▶ _TASK_
Go through the data and copy each line that holds "this".

▼

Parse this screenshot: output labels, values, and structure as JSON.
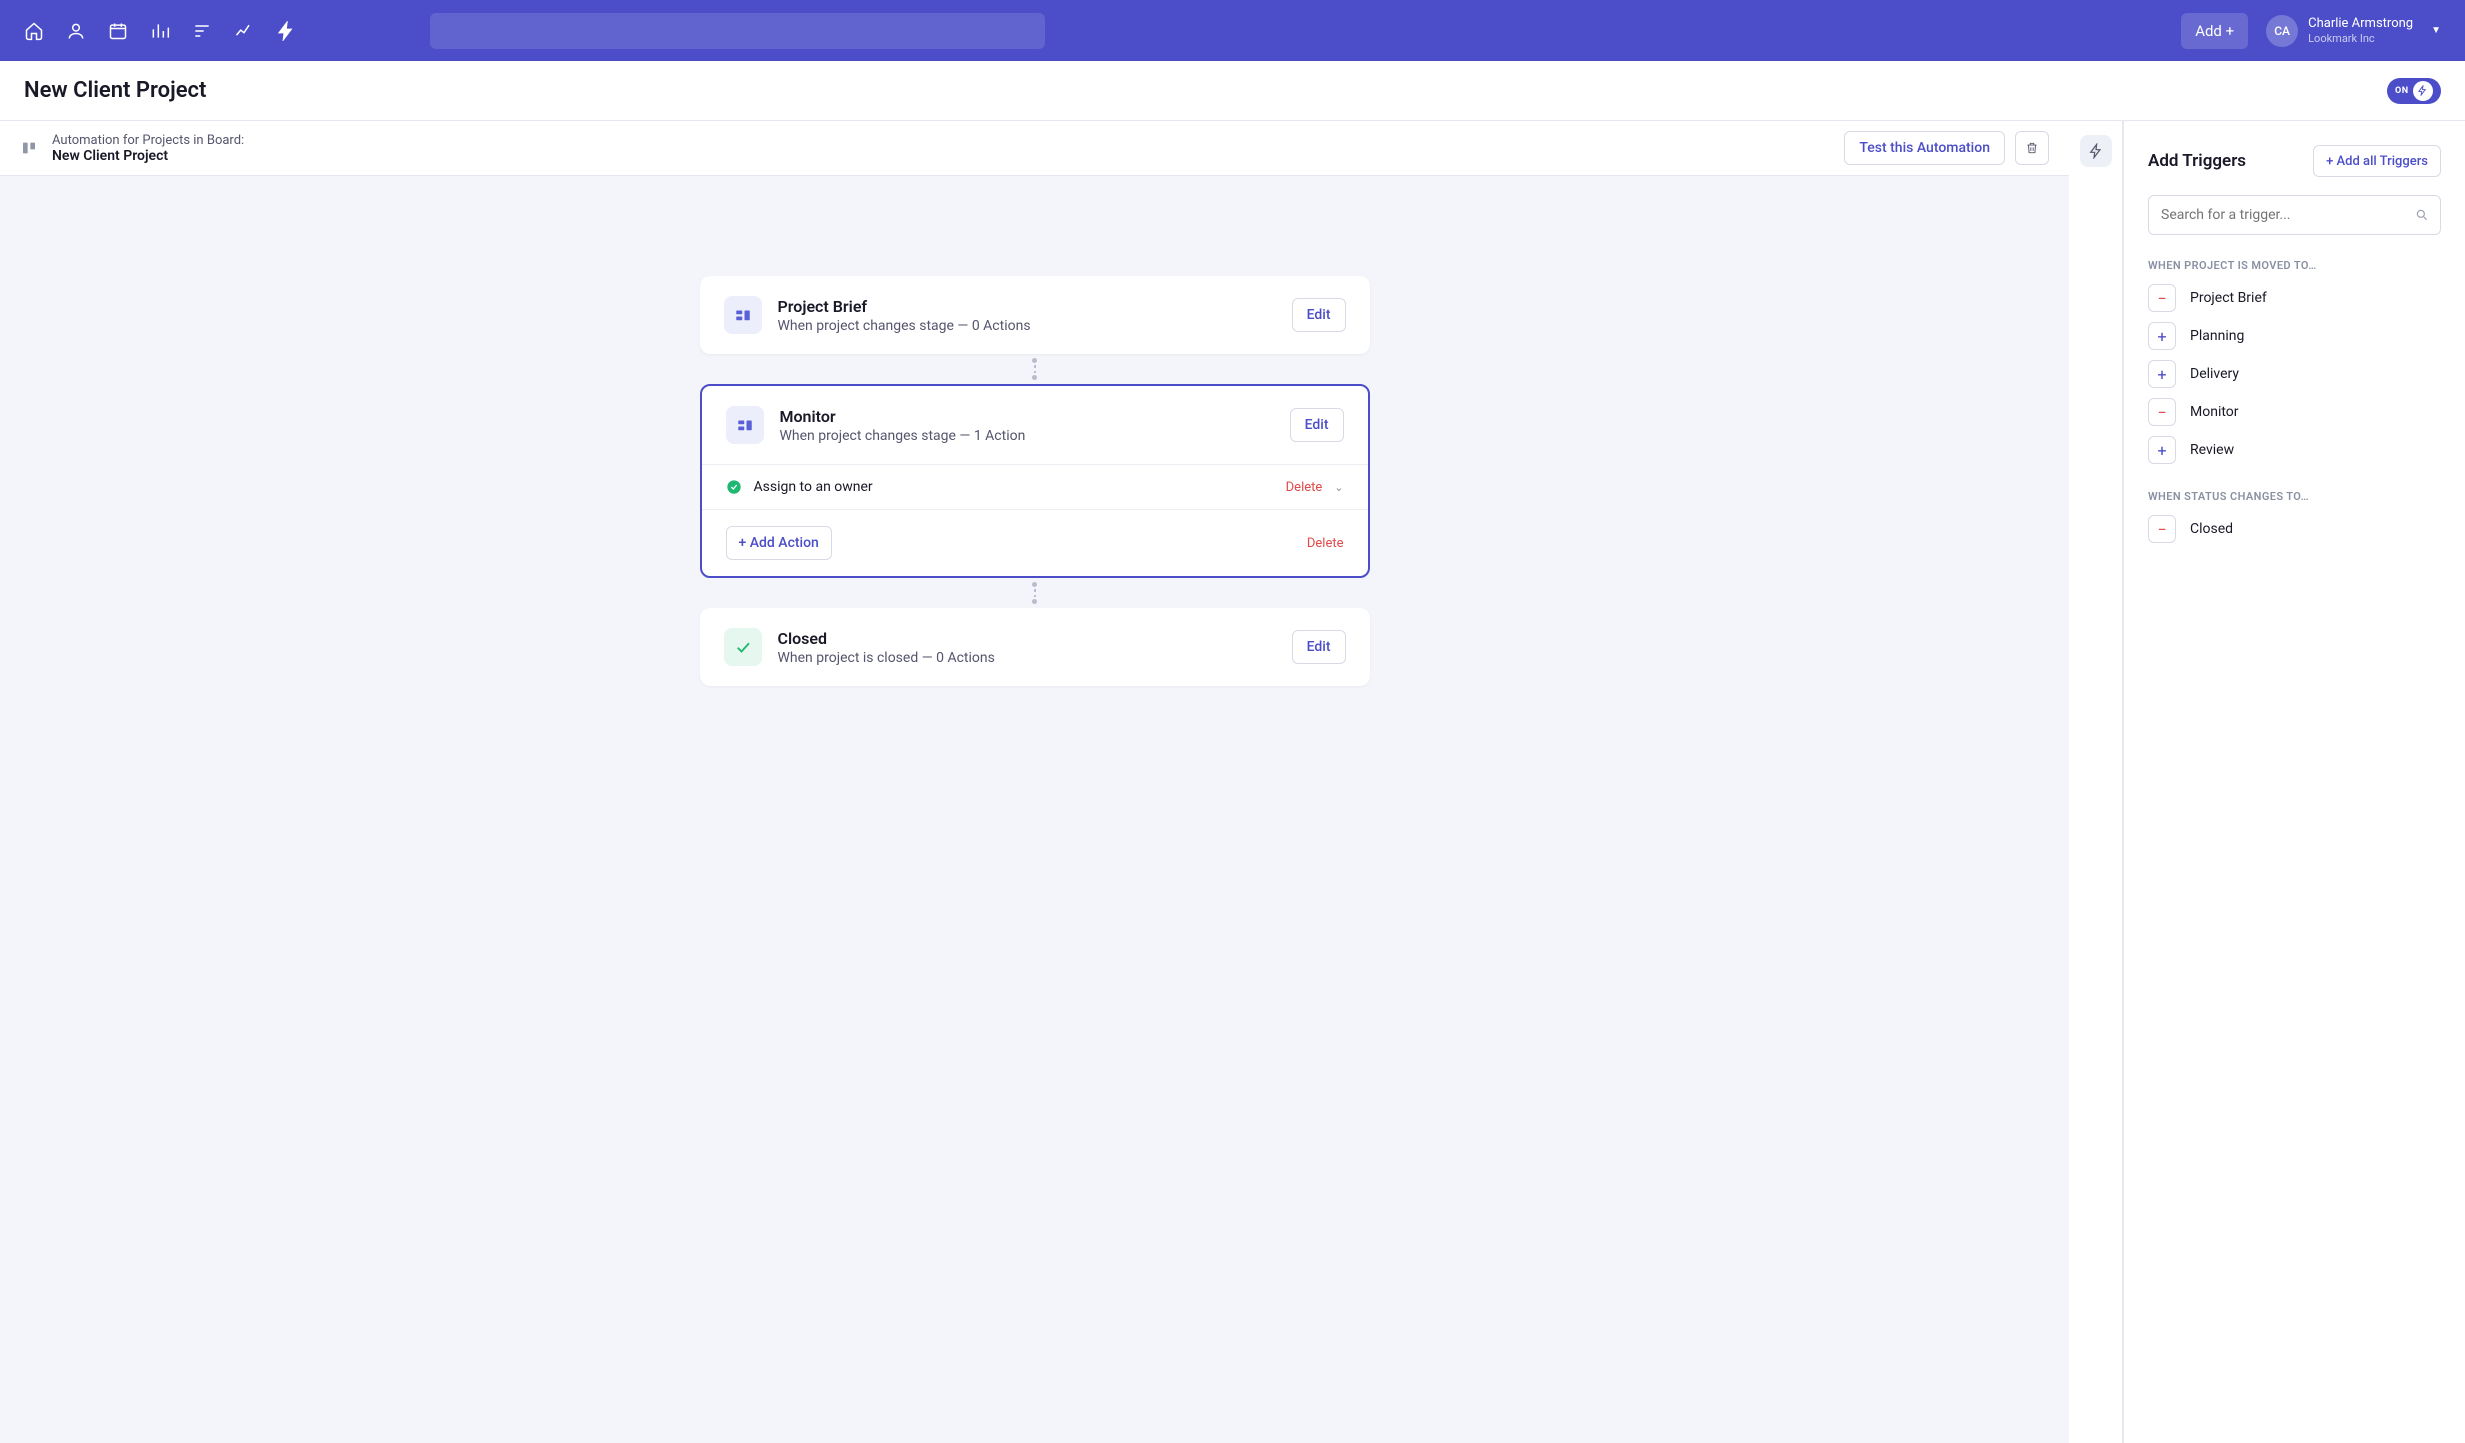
{
  "nav": {
    "add_label": "Add +",
    "user_initials": "CA",
    "user_name": "Charlie Armstrong",
    "user_org": "Lookmark Inc"
  },
  "page": {
    "title": "New Client Project",
    "toggle_state": "ON"
  },
  "canvas_header": {
    "line1": "Automation for Projects in Board:",
    "line2": "New Client Project",
    "test_label": "Test this Automation"
  },
  "flow": [
    {
      "id": "brief",
      "title": "Project Brief",
      "sub": "When project changes stage — 0 Actions",
      "edit": "Edit",
      "selected": false,
      "icon": "board"
    },
    {
      "id": "monitor",
      "title": "Monitor",
      "sub": "When project changes stage — 1 Action",
      "edit": "Edit",
      "selected": true,
      "icon": "board",
      "action_label": "Assign to an owner",
      "action_delete": "Delete",
      "add_action": "+ Add Action",
      "footer_delete": "Delete"
    },
    {
      "id": "closed",
      "title": "Closed",
      "sub": "When project is closed — 0 Actions",
      "edit": "Edit",
      "selected": false,
      "icon": "check"
    }
  ],
  "panel": {
    "title": "Add Triggers",
    "add_all": "+  Add all Triggers",
    "search_placeholder": "Search for a trigger...",
    "section1_label": "When project is moved to…",
    "section1": [
      {
        "name": "Project Brief",
        "state": "remove"
      },
      {
        "name": "Planning",
        "state": "add"
      },
      {
        "name": "Delivery",
        "state": "add"
      },
      {
        "name": "Monitor",
        "state": "remove"
      },
      {
        "name": "Review",
        "state": "add"
      }
    ],
    "section2_label": "When status changes to…",
    "section2": [
      {
        "name": "Closed",
        "state": "remove"
      }
    ]
  }
}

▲

▶ _ANSWER BOX_
Parse this screenshot: output labels, values, and structure as JSON.
    "test_label": "Test this Automation"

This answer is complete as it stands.